American Academy of Pediatrics
Poison Control Center
Children's Healthcare of Atlanta
WebMD's parenting advice
The US Consumer Product Safety Commission’s most recent recall list
The American Academy of Pediatric Dentistry website
The National Institute of Health and the National Library of Medicine’s review of child development
Accurate, up-to-date information on chidren’s health, growth, and development from the Nemours Foundation
Useful information on parenting, specific illnesses, and development from a site for Pediatric Practice Management and Child Advocacy
The Children and Adults with Attention Deficit and Hyperactivity Disorder’s website
Learning disabilities online
The National Information Center for Children and Youth with Disabilities’ website
A research database to help parents of children with disabilities navigate the many professional and personal resources
Families of Children Under Stress’ website
The best protection for children against the sun is avoidance. Try to keep your infant out of direct sunlight especially during the peak hours of 10AM to 2PM.
Be sure to dress him or her in loose-fitting, long-sleeved clothing, a wide-brimmed hat, and if possible, sunglasses. However, if you will be outside for extended periods, you may use sunscreen on infants as young as four months. Be sure that it is PABA-free and designed to be used on babies. Products that contain zinc oxide or titanium dioxide provide the best coverage.
Use products with SPF 15 – 30; there is very little additional coverage in SPF 30+ products. The SPF relates to the duration of protection against UVB rays. Ideally, you want a product that protects against UVB and UVA rays. Apply sunscreen 30 minutes prior to sun exposure and then reapply every 2 hours.
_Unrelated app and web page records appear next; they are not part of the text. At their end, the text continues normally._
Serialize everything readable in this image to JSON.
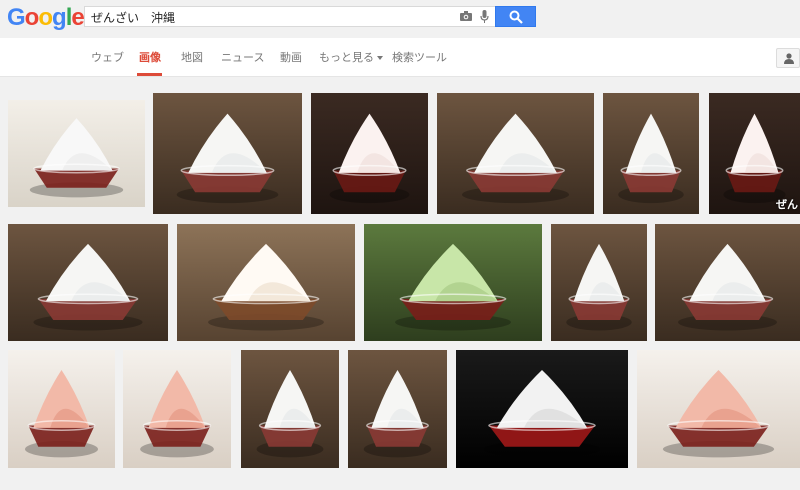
{
  "logo": {
    "letters": [
      "G",
      "o",
      "o",
      "g",
      "l",
      "e"
    ],
    "colors": [
      "#4285f4",
      "#ea4335",
      "#fbbc05",
      "#4285f4",
      "#34a853",
      "#ea4335"
    ]
  },
  "search": {
    "query": "ぜんざい　沖縄"
  },
  "tabs": [
    {
      "label": "ウェブ",
      "active": false
    },
    {
      "label": "画像",
      "active": true
    },
    {
      "label": "地図",
      "active": false
    },
    {
      "label": "ニュース",
      "active": false
    },
    {
      "label": "動画",
      "active": false
    },
    {
      "label": "もっと見る",
      "active": false
    },
    {
      "label": "検索ツール",
      "active": false
    }
  ],
  "colors": {
    "accent": "#dd4b39",
    "search_button": "#4285f4"
  },
  "images": [
    {
      "theme": "plate",
      "caption": ""
    },
    {
      "theme": "white",
      "caption": ""
    },
    {
      "theme": "dark",
      "caption": ""
    },
    {
      "theme": "white",
      "caption": ""
    },
    {
      "theme": "white",
      "caption": ""
    },
    {
      "theme": "dark",
      "caption": "ぜん"
    },
    {
      "theme": "white",
      "caption": ""
    },
    {
      "theme": "brown",
      "caption": ""
    },
    {
      "theme": "green",
      "caption": ""
    },
    {
      "theme": "white",
      "caption": ""
    },
    {
      "theme": "white",
      "caption": ""
    },
    {
      "theme": "pink",
      "caption": ""
    },
    {
      "theme": "pink",
      "caption": ""
    },
    {
      "theme": "white",
      "caption": ""
    },
    {
      "theme": "white",
      "caption": ""
    },
    {
      "theme": "darkred",
      "caption": ""
    },
    {
      "theme": "pink",
      "caption": ""
    }
  ]
}
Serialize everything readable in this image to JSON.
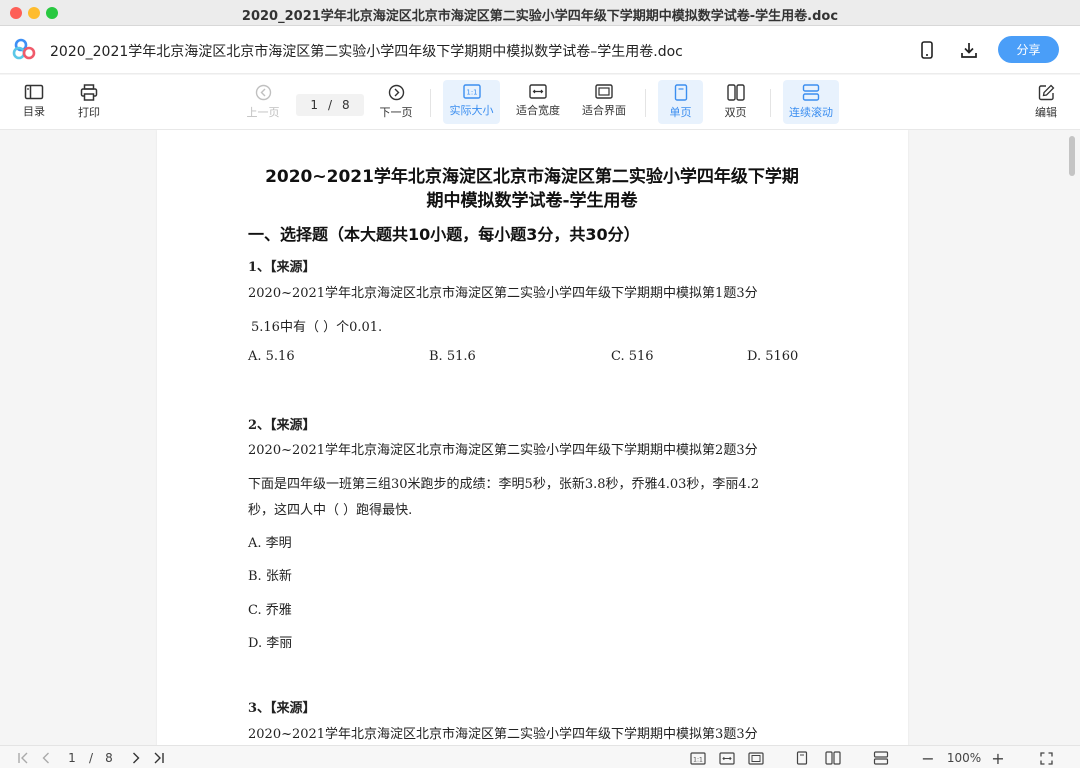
{
  "window": {
    "title": "2020_2021学年北京海淀区北京市海淀区第二实验小学四年级下学期期中模拟数学试卷-学生用卷.doc"
  },
  "header": {
    "doc_title": "2020_2021学年北京海淀区北京市海淀区第二实验小学四年级下学期期中模拟数学试卷–学生用卷.doc",
    "share_label": "分享",
    "icons": [
      "mobile-icon",
      "download-icon"
    ]
  },
  "toolbar": {
    "toc_label": "目录",
    "print_label": "打印",
    "prev_label": "上一页",
    "current_page": "1",
    "separator": "/",
    "total_pages": "8",
    "next_label": "下一页",
    "actual_size_label": "实际大小",
    "fit_width_label": "适合宽度",
    "fit_window_label": "适合界面",
    "single_page_label": "单页",
    "double_page_label": "双页",
    "continuous_label": "连续滚动",
    "edit_label": "编辑",
    "accent_color": "#3b8ef0"
  },
  "document": {
    "heading_line1": "2020~2021学年北京海淀区北京市海淀区第二实验小学四年级下学期",
    "heading_line2": "期中模拟数学试卷-学生用卷",
    "section_title": "一、选择题（本大题共10小题，每小题3分，共30分）",
    "questions": [
      {
        "num": "1、【来源】",
        "source": "2020~2021学年北京海淀区北京市海淀区第二实验小学四年级下学期期中模拟第1题3分",
        "stem": "5.16中有（   ）个0.01.",
        "options": [
          "A.  5.16",
          "B.  51.6",
          "C.  516",
          "D.  5160"
        ]
      },
      {
        "num": "2、【来源】",
        "source": "2020~2021学年北京海淀区北京市海淀区第二实验小学四年级下学期期中模拟第2题3分",
        "stem_line1": "下面是四年级一班第三组30米跑步的成绩：李明5秒，张新3.8秒，乔雅4.03秒，李丽4.2",
        "stem_line2": "秒，这四人中（   ）跑得最快.",
        "options": [
          "A.  李明",
          "B.  张新",
          "C.  乔雅",
          "D.  李丽"
        ]
      },
      {
        "num": "3、【来源】",
        "source": "2020~2021学年北京海淀区北京市海淀区第二实验小学四年级下学期期中模拟第3题3分"
      }
    ]
  },
  "statusbar": {
    "current_page": "1",
    "separator": "/",
    "total_pages": "8",
    "zoom": "100%",
    "zoom_out": "−",
    "zoom_in": "+"
  }
}
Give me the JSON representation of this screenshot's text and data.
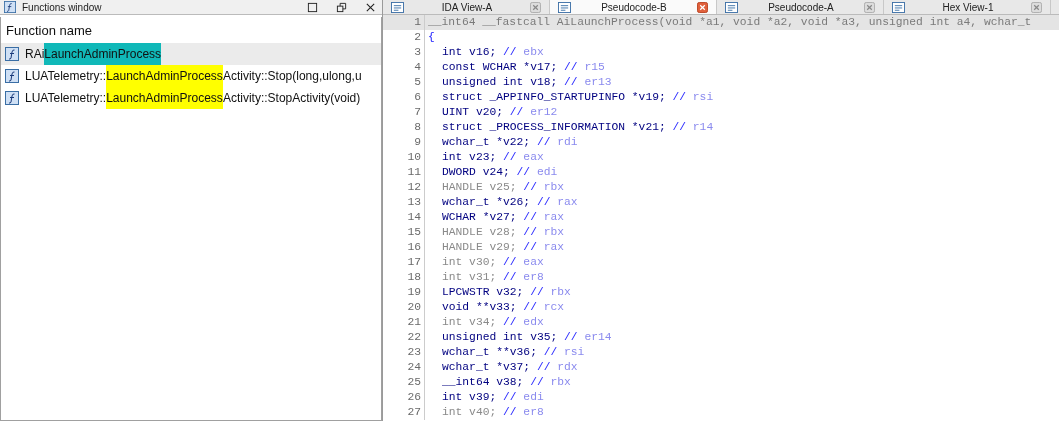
{
  "functions_window": {
    "title": "Functions window",
    "column_header": "Function name",
    "items": [
      {
        "prefix": "RAi",
        "match": "LaunchAdminProcess",
        "selected": true
      },
      {
        "prefix": "LUATelemetry::",
        "match": "LaunchAdminProcess",
        "suffix": "Activity::Stop(long,ulong,u",
        "selected": false
      },
      {
        "prefix": "LUATelemetry::",
        "match": "LaunchAdminProcess",
        "suffix": "Activity::StopActivity(void)",
        "selected": false
      }
    ]
  },
  "tabs": [
    {
      "label": "IDA View-A",
      "selected": false
    },
    {
      "label": "Pseudocode-B",
      "selected": true
    },
    {
      "label": "Pseudocode-A",
      "selected": false
    },
    {
      "label": "Hex View-1",
      "selected": false
    }
  ],
  "code_lines": [
    {
      "kind": "header",
      "number": "1",
      "text": "__int64 __fastcall AiLaunchProcess(void *a1, void *a2, void *a3, unsigned int a4, wchar_t"
    },
    {
      "kind": "brace",
      "number": "2",
      "text": "{"
    },
    {
      "kind": "decl",
      "number": "3",
      "text": "int v16;",
      "comment": "//",
      "register": "ebx",
      "unused": false
    },
    {
      "kind": "decl",
      "number": "4",
      "text": "const WCHAR *v17;",
      "comment": "//",
      "register": "r15",
      "unused": false
    },
    {
      "kind": "decl",
      "number": "5",
      "text": "unsigned int v18;",
      "comment": "//",
      "register": "er13",
      "unused": false
    },
    {
      "kind": "decl",
      "number": "6",
      "text": "struct _APPINFO_STARTUPINFO *v19;",
      "comment": "//",
      "register": "rsi",
      "unused": false
    },
    {
      "kind": "decl",
      "number": "7",
      "text": "UINT v20;",
      "comment": "//",
      "register": "er12",
      "unused": false
    },
    {
      "kind": "decl",
      "number": "8",
      "text": "struct _PROCESS_INFORMATION *v21;",
      "comment": "//",
      "register": "r14",
      "unused": false
    },
    {
      "kind": "decl",
      "number": "9",
      "text": "wchar_t *v22;",
      "comment": "//",
      "register": "rdi",
      "unused": false
    },
    {
      "kind": "decl",
      "number": "10",
      "text": "int v23;",
      "comment": "//",
      "register": "eax",
      "unused": false
    },
    {
      "kind": "decl",
      "number": "11",
      "text": "DWORD v24;",
      "comment": "//",
      "register": "edi",
      "unused": false
    },
    {
      "kind": "decl",
      "number": "12",
      "text": "HANDLE v25;",
      "comment": "//",
      "register": "rbx",
      "unused": true
    },
    {
      "kind": "decl",
      "number": "13",
      "text": "wchar_t *v26;",
      "comment": "//",
      "register": "rax",
      "unused": false
    },
    {
      "kind": "decl",
      "number": "14",
      "text": "WCHAR *v27;",
      "comment": "//",
      "register": "rax",
      "unused": false
    },
    {
      "kind": "decl",
      "number": "15",
      "text": "HANDLE v28;",
      "comment": "//",
      "register": "rbx",
      "unused": true
    },
    {
      "kind": "decl",
      "number": "16",
      "text": "HANDLE v29;",
      "comment": "//",
      "register": "rax",
      "unused": true
    },
    {
      "kind": "decl",
      "number": "17",
      "text": "int v30;",
      "comment": "//",
      "register": "eax",
      "unused": true
    },
    {
      "kind": "decl",
      "number": "18",
      "text": "int v31;",
      "comment": "//",
      "register": "er8",
      "unused": true
    },
    {
      "kind": "decl",
      "number": "19",
      "text": "LPCWSTR v32;",
      "comment": "//",
      "register": "rbx",
      "unused": false
    },
    {
      "kind": "decl",
      "number": "20",
      "text": "void **v33;",
      "comment": "//",
      "register": "rcx",
      "unused": false
    },
    {
      "kind": "decl",
      "number": "21",
      "text": "int v34;",
      "comment": "//",
      "register": "edx",
      "unused": true
    },
    {
      "kind": "decl",
      "number": "22",
      "text": "unsigned int v35;",
      "comment": "//",
      "register": "er14",
      "unused": false
    },
    {
      "kind": "decl",
      "number": "23",
      "text": "wchar_t **v36;",
      "comment": "//",
      "register": "rsi",
      "unused": false
    },
    {
      "kind": "decl",
      "number": "24",
      "text": "wchar_t *v37;",
      "comment": "//",
      "register": "rdx",
      "unused": false
    },
    {
      "kind": "decl",
      "number": "25",
      "text": "__int64 v38;",
      "comment": "//",
      "register": "rbx",
      "unused": false
    },
    {
      "kind": "decl",
      "number": "26",
      "text": "int v39;",
      "comment": "//",
      "register": "edi",
      "unused": false
    },
    {
      "kind": "decl",
      "number": "27",
      "text": "int v40;",
      "comment": "//",
      "register": "er8",
      "unused": true
    }
  ]
}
Be sure to apply enough to retain the SPF rating and protect your child.
DEET is the most effective insect repellent, and it is safe for use in children in concentrations of 10-30%.
DEET may be used safely in infants over 2 months old.
Apply insect repellent only once each day; do not reapply like sunscreen. For this reason, do not use combination sunscreen/ insect repellent products. Apply repellent just prior to outdoor activity, and wash it off immediately when there is no further chance of insect exposure. When applying repellent, be sure to avoid your child’s eyes, mouth, ears, fingers, and cuts/wounds. Do not allow young children to apply repellent themselves, and do not spray repellent in enclosed areas.
For additional protection, apply Permethrin to clothing, sleeping bags, and tents.
Swimmer’s ear is a bacterial infection of the ear canal that can occur when there is excessive moisture and a change in the normal pH in the ear canal, both of which can occur during swimming.
We recommend making a 1:1 mixture of rubbing alcohol and white vinegar drops. On days when your child has been swimming, fill each canal with the solution after getting out of the pool or before bedtime to remove the excessive moisture and restore the normal pH. These drops should not be used in children who have ear tubes.
Information regarding treatment and vaccination for the influenza virus.
FLU_VACCINE Patient Informationvaccine age, high risk for flu, vaccine doses, flu symptoms, flu-like symptoms, egg allergy, fever, pregnant or breastfeeding, thimerosal, FluMist, flu vaccine clinics
Symptoms, Treatment, and Prevention Information
Autism and Vaccine Safetyautism, autism spectrum disorders, ASD, ratio of children with autism, causes of autism, early diagnosis, autism screening, ASD screening, autism intervention programs, mitochondrial disease, mitochondrial disorder, vaccine safety, thimerosal, combination vaccines, antigens, importance of immunizations, measles, vaccine schedule